WHAT IS BEING ASKED » When a line below holds the string "total", show that line.

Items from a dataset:
*****
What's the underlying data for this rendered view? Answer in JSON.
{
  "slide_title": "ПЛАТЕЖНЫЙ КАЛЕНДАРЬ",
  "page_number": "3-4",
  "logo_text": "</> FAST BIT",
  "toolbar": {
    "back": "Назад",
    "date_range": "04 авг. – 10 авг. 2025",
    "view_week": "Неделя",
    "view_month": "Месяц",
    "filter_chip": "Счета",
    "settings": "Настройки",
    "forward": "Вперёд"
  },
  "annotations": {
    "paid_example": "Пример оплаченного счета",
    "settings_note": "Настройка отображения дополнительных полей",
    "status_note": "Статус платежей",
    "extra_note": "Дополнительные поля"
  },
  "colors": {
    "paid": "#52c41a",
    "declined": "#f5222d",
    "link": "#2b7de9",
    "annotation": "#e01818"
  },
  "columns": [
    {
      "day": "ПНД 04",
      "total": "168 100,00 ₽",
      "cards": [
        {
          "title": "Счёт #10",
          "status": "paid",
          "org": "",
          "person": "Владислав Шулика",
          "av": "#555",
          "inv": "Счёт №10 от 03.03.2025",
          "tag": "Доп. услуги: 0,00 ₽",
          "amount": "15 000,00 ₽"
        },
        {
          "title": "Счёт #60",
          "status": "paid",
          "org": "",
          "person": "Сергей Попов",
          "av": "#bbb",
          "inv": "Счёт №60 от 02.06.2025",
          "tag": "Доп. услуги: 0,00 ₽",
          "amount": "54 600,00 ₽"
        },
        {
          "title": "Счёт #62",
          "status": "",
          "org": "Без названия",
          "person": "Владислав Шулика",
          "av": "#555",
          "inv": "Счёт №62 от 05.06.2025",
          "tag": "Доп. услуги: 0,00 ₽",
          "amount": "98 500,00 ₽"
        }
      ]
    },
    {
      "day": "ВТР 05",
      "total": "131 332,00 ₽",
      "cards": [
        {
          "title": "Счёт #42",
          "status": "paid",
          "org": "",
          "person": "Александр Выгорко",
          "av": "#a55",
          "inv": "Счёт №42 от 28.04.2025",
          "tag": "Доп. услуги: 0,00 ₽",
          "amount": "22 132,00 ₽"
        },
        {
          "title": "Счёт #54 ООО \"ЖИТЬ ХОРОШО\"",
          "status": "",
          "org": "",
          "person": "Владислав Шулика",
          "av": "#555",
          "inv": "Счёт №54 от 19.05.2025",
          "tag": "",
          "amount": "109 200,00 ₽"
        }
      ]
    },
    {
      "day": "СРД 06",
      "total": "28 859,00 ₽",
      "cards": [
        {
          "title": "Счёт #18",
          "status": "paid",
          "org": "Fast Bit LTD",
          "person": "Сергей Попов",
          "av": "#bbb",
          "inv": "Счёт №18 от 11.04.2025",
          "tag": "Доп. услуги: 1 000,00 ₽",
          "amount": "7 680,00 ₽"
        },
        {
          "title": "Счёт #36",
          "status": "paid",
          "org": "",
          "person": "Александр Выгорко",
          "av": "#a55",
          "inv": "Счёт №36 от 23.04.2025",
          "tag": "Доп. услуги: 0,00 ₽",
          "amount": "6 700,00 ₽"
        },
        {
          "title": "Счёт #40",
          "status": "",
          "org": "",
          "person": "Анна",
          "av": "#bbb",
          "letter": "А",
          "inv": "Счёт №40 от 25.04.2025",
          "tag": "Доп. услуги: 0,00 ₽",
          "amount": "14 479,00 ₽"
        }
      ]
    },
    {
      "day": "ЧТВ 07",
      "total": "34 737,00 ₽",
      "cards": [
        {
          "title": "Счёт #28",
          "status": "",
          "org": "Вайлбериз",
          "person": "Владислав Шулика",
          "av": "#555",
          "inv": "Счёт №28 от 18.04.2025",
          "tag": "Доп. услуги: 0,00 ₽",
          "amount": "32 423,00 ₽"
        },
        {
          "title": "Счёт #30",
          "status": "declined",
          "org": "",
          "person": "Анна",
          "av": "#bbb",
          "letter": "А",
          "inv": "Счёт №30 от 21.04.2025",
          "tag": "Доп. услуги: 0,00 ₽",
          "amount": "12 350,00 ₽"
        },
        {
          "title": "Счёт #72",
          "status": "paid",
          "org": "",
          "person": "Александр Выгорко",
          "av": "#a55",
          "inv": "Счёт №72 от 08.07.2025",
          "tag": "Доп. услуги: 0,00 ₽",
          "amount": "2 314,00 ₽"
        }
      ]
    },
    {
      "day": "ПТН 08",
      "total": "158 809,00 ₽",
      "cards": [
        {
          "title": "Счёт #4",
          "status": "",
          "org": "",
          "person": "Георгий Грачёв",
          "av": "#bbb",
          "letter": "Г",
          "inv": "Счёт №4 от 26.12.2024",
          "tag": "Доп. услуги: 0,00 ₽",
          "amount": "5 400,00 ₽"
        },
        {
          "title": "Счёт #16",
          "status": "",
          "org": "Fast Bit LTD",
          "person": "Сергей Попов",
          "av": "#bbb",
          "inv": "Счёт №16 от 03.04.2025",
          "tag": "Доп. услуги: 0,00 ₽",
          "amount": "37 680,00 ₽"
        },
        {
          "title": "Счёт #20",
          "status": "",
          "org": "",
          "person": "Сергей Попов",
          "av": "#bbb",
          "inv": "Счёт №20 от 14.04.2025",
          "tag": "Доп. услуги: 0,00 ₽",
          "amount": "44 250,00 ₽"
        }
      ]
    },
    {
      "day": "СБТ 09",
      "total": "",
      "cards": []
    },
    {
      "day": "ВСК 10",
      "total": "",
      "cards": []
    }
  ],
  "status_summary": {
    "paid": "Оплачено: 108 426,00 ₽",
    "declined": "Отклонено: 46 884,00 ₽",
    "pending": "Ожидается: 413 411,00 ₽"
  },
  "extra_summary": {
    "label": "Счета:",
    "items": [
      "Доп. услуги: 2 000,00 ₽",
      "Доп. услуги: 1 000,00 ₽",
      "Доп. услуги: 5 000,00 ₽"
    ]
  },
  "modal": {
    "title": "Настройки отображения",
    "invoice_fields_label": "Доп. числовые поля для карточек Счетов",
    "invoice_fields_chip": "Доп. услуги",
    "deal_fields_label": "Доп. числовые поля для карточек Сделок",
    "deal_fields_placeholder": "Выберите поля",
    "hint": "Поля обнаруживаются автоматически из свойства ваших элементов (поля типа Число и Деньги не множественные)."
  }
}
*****
SOLUTION TO THIS PROBLEM »
      "total": "168 100,00 ₽",
      "total": "131 332,00 ₽",
      "total": "28 859,00 ₽",
      "total": "34 737,00 ₽",
      "total": "158 809,00 ₽",
      "total": "",
      "total": "",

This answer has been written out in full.